The seminars involve discussions followed by hands-on activities, like reorganizing students’ backpacks. Each week focuses on a different subject, including study habits, how to use Naviance, and the importance of self-advocacy. Along with developing individual skills, the program aims to make students aware of resources available at Wilson.

Singletary-Robertson and Flowers, who were senior counselors last year, are using this program to teach their freshman skills they wish past students had known. 

“We thought about, if… we could do some do-overs, what were some things that we wish we could’ve started from the very beginning with seniors?” Singletary-Robertson said. The counselors decided to put their plan into motion after reflecting on the habits they deemed vital for freshmen’s success.

Other staff members have expressed interest in helping run with the program as well. 

“I have found that in some of the moments where we’ve paused in class, organized, [and] planned for the week, that it’s been helpful for the students,” said health education teacher LeJanika Green. Green hopes the seminars will give freshmen a space outside of the classroom to further their organizational and stress-management skills. 

Despite the excitement the faculty shares for the program, it has had limited participation in its initial sessions. Only one student showed up during the second week, and none attended the first. 

Singletary-Robertson said that many parents are aware of the meetings, and that the two counselors received “numerous emails from parents indicating that their kids couldn’t attend the first.” However, as student interest remains lacking, those affiliated with the program are brainstorming ways to incentivize freshmen to attend future sessions. 
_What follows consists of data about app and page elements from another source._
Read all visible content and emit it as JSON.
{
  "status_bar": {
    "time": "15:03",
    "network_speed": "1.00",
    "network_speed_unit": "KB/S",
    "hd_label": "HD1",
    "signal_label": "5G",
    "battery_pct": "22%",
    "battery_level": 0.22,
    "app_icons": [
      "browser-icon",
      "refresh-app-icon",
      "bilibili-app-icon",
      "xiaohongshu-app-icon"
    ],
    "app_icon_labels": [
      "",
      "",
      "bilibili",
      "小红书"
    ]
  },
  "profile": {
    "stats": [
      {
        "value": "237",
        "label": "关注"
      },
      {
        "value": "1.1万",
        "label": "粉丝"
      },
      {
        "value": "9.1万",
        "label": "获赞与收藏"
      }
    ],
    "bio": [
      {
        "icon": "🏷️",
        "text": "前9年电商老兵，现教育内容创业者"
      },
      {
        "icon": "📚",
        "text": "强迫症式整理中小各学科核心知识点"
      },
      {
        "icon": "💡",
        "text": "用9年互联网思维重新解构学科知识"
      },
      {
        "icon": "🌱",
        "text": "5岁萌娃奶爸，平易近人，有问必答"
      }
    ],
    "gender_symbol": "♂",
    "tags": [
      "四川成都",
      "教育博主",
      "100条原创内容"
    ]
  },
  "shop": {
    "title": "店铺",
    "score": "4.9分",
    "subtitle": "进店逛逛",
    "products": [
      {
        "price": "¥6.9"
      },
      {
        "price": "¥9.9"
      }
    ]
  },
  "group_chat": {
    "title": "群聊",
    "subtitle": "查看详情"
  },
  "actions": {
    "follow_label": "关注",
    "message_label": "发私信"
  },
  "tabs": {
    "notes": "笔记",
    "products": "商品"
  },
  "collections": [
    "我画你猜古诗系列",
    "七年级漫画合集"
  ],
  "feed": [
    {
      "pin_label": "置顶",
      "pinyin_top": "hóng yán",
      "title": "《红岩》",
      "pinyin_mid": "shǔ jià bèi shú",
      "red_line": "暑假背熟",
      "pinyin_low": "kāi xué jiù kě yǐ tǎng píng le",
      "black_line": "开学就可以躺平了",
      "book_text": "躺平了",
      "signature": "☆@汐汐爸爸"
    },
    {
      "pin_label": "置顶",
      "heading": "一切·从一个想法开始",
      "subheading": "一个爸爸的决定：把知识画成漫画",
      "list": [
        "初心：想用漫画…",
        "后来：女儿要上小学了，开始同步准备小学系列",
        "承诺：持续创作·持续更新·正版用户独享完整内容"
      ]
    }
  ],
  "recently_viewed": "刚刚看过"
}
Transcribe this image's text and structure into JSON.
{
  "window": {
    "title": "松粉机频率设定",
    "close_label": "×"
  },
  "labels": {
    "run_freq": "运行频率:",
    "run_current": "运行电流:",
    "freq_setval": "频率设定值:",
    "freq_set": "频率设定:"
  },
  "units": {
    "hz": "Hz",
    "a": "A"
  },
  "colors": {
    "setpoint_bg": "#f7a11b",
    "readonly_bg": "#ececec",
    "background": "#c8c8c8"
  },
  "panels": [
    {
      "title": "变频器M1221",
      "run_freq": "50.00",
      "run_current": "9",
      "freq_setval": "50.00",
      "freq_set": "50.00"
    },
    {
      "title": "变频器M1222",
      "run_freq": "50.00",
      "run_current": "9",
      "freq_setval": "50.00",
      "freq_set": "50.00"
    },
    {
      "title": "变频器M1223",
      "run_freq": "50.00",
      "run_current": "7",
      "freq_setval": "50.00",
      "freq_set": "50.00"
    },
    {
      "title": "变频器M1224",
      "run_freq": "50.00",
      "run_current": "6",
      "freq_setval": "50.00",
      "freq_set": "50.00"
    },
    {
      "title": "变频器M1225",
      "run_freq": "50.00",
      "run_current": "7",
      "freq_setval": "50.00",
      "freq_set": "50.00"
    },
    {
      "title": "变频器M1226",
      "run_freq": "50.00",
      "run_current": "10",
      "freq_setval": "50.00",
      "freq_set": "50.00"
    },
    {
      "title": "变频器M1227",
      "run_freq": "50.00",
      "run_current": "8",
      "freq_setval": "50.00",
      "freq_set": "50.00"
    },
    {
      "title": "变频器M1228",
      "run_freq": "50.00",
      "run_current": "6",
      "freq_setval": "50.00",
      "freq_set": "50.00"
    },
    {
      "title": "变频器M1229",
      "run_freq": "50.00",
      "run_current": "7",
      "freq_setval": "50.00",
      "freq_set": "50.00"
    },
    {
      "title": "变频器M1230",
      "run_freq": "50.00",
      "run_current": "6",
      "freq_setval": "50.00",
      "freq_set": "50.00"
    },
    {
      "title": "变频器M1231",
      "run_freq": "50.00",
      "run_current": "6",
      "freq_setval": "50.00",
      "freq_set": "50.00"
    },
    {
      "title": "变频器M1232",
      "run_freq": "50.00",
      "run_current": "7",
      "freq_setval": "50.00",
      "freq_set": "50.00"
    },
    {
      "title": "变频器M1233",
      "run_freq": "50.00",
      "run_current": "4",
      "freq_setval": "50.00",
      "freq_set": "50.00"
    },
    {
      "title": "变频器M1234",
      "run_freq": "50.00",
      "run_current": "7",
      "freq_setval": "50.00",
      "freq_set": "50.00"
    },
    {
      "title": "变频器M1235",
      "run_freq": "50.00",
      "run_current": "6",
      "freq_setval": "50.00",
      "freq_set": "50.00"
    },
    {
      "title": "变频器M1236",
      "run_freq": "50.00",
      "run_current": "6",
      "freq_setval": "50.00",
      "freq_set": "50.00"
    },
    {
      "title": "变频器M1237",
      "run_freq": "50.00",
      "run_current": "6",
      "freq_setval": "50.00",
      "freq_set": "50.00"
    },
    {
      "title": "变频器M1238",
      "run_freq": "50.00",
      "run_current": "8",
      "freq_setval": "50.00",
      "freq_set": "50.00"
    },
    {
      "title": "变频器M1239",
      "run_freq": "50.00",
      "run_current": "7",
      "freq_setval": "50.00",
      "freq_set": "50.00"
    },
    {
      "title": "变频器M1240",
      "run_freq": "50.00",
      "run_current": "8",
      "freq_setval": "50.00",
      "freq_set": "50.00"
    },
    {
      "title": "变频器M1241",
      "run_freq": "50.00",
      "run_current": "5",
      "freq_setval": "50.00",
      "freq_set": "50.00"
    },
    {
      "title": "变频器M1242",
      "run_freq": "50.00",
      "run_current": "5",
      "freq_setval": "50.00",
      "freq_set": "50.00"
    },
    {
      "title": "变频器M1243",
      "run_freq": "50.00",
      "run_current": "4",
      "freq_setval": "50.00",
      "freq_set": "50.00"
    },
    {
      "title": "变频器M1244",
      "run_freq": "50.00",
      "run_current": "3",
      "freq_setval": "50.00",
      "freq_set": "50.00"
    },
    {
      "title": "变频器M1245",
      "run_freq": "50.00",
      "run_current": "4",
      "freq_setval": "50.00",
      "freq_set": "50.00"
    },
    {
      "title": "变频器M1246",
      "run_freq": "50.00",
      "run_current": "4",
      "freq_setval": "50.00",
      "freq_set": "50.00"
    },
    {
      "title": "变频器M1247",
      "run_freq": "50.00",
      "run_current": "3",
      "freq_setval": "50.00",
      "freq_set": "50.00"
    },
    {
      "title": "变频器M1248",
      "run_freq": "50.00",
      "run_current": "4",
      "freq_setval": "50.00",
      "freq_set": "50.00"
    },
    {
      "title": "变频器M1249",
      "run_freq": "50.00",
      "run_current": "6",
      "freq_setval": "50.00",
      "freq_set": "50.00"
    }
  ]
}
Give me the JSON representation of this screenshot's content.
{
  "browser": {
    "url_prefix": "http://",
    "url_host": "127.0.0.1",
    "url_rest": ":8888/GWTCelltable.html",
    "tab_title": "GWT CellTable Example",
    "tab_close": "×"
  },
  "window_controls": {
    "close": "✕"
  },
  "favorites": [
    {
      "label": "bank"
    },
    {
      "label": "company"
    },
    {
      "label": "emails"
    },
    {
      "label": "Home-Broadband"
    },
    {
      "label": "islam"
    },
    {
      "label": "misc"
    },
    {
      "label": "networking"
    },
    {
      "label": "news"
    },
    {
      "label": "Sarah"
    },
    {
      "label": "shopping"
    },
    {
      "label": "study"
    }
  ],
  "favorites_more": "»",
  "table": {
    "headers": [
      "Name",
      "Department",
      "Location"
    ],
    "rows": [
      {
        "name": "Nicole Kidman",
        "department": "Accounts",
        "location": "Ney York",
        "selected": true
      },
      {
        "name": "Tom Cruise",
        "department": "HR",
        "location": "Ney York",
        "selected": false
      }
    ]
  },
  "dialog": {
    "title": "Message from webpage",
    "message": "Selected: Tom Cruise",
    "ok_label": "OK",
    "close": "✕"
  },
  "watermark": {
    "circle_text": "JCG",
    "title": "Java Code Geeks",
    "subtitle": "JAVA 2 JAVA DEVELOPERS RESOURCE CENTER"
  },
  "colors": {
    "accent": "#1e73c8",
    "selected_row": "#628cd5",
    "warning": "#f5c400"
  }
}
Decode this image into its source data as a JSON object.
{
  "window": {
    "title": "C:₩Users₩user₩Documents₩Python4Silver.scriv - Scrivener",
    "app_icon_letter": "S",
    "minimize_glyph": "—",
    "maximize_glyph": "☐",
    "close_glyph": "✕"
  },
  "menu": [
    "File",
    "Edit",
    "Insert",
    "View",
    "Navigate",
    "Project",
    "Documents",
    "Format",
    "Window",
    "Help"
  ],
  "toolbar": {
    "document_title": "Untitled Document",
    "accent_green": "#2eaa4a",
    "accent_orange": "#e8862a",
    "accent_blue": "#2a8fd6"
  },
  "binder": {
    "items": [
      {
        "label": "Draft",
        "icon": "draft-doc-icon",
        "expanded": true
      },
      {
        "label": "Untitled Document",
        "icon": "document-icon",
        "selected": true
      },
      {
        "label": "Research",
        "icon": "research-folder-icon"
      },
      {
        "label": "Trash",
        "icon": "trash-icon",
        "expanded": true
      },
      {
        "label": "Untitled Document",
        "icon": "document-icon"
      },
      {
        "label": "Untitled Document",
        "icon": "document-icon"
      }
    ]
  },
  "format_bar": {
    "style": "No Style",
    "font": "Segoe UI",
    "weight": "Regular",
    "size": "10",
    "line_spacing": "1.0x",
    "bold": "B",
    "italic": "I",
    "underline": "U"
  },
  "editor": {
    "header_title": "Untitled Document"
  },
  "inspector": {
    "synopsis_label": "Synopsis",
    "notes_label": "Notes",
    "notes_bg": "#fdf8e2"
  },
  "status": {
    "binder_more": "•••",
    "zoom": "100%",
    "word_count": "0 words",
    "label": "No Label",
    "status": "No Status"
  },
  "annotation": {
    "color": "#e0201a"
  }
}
The ninth-grade team still firmly believes in the project’s ability to aid students. Singletary-Robertson believes the meetings are vital, providing students with “a couple more tools in their toolbox of resources or interventions if they feel stuck.” If the program proves to be rewarding, Singletary-Robertson hopes to continue it for sophomore year as well.